New research from Retail Economics and Retail Week has suggested that the novelty of Black Friday may be wearing off, with just 19 per cent of shoppers saying they were planning to take advantage of the discounts on offer.
However, despite lower consumer spending, our sector can take solace in the revelation that 24 per cent of shoppers said that electricals were the item they were most likely to purchase over the discounting period. Although two-thirds expected their spending to be less than £200.
The study showed that younger consumers tended to show more interest. Of those that planned to shop during the sales period, 62 per cent expected to spend less than last year.
A quarter of shoppers said the reason they were planning to spend less this year was due to a “lack of interest” in the event. More than a quarter (27 per cent) said they would spend around the same.

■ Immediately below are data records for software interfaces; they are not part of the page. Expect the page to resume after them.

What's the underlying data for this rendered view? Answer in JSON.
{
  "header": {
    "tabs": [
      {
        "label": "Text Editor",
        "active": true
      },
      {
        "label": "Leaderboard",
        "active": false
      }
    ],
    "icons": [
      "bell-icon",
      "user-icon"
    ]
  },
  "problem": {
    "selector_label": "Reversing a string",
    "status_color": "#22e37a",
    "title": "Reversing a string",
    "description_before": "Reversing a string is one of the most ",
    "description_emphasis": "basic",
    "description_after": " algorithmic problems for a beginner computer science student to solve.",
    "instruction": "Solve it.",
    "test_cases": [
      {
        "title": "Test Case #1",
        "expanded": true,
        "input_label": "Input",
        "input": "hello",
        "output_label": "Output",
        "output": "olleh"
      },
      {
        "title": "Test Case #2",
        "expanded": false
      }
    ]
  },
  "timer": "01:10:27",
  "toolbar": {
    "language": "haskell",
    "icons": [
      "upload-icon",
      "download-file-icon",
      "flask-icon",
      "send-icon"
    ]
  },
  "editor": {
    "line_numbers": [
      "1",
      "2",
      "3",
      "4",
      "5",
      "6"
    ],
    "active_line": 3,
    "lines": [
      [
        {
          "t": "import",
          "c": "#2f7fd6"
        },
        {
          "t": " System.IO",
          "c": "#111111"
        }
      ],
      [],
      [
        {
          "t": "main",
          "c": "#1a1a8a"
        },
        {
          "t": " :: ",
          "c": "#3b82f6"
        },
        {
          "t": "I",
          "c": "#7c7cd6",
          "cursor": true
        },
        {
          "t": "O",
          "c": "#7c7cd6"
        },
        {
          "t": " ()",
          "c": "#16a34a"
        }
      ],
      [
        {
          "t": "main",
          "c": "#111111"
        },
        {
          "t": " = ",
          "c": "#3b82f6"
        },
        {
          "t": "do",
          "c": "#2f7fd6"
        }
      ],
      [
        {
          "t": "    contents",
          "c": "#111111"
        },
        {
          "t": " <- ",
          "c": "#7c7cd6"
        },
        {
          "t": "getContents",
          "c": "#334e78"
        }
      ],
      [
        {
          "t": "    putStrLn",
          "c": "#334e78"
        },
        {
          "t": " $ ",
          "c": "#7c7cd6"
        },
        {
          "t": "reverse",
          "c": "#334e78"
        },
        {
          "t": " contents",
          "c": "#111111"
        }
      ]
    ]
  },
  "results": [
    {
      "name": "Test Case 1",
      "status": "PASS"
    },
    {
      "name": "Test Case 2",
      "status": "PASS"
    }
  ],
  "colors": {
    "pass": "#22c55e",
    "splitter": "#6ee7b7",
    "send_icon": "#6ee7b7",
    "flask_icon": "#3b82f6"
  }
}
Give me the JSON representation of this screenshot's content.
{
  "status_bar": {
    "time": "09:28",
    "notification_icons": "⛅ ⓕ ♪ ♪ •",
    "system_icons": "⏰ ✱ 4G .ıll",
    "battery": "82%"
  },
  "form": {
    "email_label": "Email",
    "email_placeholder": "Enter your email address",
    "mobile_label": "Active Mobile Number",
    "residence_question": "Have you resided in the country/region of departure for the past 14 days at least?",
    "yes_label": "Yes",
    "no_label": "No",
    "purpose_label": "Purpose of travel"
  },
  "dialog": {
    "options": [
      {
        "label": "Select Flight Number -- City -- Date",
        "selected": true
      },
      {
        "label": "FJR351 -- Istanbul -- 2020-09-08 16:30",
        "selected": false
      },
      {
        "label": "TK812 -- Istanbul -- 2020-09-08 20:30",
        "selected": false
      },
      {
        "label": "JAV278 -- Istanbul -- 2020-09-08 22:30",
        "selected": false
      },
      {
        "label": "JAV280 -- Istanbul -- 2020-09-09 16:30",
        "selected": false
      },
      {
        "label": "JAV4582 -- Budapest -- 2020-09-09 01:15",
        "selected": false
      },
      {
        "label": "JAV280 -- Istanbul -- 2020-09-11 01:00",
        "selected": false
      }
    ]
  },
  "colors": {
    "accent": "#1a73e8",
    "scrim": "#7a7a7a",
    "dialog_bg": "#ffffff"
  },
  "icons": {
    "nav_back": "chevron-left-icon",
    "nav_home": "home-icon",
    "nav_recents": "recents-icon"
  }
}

Retailers appeared to be more optimistic, with 46 per cent expecting consumer spending to be stronger than last year, compared with 11 per cent of consumers.
Online still remains dominant, with a third of consumers planning to do more of their Black Friday spending online this year – significantly higher than last year.
However, 42 per cent of shoppers said they were expecting discounts to be worse than last year.
Richard Lim, chief executive of Retail Economics, commented: “Despite the retail frenzy brought about by Black Friday over the past couple of years, new research from Retail Economics and Retail Week shows that UK consumers may be growing tired of the event, with just 19 per cent of shoppers planning to participate – down on last year’s levels.
“What’s more, our research shows there is a mismatch between consumers’ and retailers’ perceptions of Black Friday, with 46 per cent of retailers expecting higher demand compared with just 11 per cent of consumers who said they intend to spend more this year.
“Indeed, just under a quarter of consumers suggested that they would spend less during the event, because they were losing interest, while a further 42 per cent thought that retailer discounts would be worse than last year.”
He added: “An acceleration on last year’s trends are expected, with a third of consumers saying that they would do more of their Black Friday shopping online. This shift in spending is anticipated by retailers, three-quarters of whom thought online would be more popular this year.
“Fading demand for Black Friday is not necessarily a bad thing for retailers who would rather see incremental spend spread across the whole of the Christmas season than discounted sales pulled forward at the expense of future demand. It also eases pressure on capacity constraints for retailers who have previously struggled with crowded stores, failing websites and poor customer experiences.”